Roots are a good place to start when writing a story. It looks back to the past and the sprouts that came with it as it matured to either a withered, gnarled sinew that was once a tree or to something like Shel Silverstein wrote about.
Tracing that root is crucial. For some writers, it was addiction, depression, war, curiousity, anger, fear and to swaggerjack Vonnegut, "so it goes." I think one good thing to have as roots should be a moral idea or vice versa.
Just picture an idea planted in moral values or dilemmas. But that doesn't mean the story should be that of good triumphs over evil but the main fact that a moral code exists. Yes, there are a lot of things to judge in a moral perspective: the police officer who deliberately takes his mind off paying fare on public transpo, wearing a badge on his chest or that young woman looking all professional with her fitted skirt and clean top knot who prefers to remain sitted after seeing a pregnant woman holding her elder child up on one hand, she just keeps on tinkering with her iPhone.
To come from such moral vantage point would be to have character but it still does not translate to a clear template. I should not be judgmental to be moral but who shall judge these people? Let's decide it with a coin toss, or a trip to Dresden, or a long sermon on what happens to simple bad persons. The perspective is different and maybe, the lines shall never meet at a common point but somethings have to start somewhere. But wouldn't it be interesting to see more of a villain with a moral code he so personally conducts upon himself and others. Or a hero with such a difficult moral crisis that you wonder if it is at all possible for her to get out in time.
I can't think of things to say in this post. Things are just getting scrambled.

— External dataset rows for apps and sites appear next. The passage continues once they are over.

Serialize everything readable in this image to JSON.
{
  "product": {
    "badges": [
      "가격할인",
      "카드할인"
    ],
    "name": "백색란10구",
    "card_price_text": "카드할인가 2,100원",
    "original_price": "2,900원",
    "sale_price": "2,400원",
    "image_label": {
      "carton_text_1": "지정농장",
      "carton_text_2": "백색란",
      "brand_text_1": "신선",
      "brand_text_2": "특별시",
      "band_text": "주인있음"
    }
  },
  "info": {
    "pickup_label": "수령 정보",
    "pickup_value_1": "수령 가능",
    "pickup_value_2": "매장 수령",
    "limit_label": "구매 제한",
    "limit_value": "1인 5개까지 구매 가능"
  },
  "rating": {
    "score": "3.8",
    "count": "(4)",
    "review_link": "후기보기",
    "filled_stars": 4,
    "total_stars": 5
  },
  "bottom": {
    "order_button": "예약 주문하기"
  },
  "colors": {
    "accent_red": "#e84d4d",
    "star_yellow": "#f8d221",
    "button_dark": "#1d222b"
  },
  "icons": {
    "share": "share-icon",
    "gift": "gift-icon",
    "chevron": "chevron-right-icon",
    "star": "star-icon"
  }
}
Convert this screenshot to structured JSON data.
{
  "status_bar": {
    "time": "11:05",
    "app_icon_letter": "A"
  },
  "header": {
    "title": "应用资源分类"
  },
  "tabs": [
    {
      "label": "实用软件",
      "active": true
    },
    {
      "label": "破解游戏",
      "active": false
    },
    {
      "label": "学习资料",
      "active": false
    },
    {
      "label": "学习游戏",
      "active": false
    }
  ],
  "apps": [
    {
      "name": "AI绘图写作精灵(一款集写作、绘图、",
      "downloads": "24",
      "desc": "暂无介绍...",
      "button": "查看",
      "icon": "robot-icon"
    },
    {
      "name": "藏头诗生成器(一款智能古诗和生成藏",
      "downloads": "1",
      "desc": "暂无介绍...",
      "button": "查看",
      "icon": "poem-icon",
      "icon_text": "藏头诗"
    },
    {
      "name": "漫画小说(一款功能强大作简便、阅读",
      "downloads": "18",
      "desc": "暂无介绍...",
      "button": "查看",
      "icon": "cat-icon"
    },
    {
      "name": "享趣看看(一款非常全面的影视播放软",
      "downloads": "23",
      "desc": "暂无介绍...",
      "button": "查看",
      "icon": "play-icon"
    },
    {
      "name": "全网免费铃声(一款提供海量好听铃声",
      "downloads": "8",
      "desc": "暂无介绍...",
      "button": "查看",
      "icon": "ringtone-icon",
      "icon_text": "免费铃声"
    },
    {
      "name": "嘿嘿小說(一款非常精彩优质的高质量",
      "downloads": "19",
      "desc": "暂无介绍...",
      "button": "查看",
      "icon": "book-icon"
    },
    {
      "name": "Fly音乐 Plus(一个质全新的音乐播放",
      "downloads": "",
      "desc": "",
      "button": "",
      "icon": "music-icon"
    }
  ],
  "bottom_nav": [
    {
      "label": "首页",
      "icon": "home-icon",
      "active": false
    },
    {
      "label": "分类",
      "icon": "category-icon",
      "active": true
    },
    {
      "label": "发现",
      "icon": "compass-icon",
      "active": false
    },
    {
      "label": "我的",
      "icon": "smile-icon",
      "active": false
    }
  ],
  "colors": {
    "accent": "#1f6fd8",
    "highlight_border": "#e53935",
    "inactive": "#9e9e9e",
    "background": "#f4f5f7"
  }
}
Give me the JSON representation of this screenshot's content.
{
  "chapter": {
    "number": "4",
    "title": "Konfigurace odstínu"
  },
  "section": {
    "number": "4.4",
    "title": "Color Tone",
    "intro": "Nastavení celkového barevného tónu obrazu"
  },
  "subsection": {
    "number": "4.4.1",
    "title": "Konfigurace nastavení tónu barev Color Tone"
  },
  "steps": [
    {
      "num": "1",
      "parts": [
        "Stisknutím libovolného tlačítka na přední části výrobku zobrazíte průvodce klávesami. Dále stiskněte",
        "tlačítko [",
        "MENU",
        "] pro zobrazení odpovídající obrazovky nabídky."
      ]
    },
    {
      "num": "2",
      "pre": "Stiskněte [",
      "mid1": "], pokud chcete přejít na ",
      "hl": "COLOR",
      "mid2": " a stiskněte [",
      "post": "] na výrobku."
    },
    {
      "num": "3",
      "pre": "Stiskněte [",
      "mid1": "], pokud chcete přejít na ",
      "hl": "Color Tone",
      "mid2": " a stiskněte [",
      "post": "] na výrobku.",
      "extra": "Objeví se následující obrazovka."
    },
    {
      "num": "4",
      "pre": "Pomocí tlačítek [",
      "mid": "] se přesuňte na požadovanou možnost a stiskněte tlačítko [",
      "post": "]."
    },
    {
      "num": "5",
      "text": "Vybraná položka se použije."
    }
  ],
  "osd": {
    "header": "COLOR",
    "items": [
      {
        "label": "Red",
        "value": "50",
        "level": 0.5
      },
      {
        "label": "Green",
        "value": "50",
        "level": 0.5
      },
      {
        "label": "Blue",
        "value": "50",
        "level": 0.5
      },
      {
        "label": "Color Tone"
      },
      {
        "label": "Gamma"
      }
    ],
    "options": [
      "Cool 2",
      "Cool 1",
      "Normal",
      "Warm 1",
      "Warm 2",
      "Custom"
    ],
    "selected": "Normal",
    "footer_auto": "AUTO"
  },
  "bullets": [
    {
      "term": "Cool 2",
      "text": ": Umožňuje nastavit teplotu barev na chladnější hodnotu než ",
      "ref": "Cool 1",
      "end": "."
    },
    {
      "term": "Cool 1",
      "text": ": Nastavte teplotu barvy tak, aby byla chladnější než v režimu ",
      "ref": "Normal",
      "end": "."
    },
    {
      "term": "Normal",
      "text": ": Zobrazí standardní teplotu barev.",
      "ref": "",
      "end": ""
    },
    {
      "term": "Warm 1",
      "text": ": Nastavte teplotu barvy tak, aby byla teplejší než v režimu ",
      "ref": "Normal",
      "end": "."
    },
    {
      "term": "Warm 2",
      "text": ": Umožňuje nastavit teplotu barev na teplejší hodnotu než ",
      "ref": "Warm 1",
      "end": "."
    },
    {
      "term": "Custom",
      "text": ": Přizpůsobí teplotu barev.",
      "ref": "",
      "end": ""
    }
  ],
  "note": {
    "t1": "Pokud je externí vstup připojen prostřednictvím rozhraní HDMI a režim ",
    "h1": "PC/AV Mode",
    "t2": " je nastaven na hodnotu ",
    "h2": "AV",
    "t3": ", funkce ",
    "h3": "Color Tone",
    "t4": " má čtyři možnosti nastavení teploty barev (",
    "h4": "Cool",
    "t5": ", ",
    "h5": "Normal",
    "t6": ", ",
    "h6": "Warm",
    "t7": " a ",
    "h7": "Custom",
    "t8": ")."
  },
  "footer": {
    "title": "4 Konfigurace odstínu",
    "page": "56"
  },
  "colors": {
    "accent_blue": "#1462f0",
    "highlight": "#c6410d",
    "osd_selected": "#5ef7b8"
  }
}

Parting shot: we are all sphincters, one time or another. We can live as we wish but that does not mean we cannot be kept in our own codes.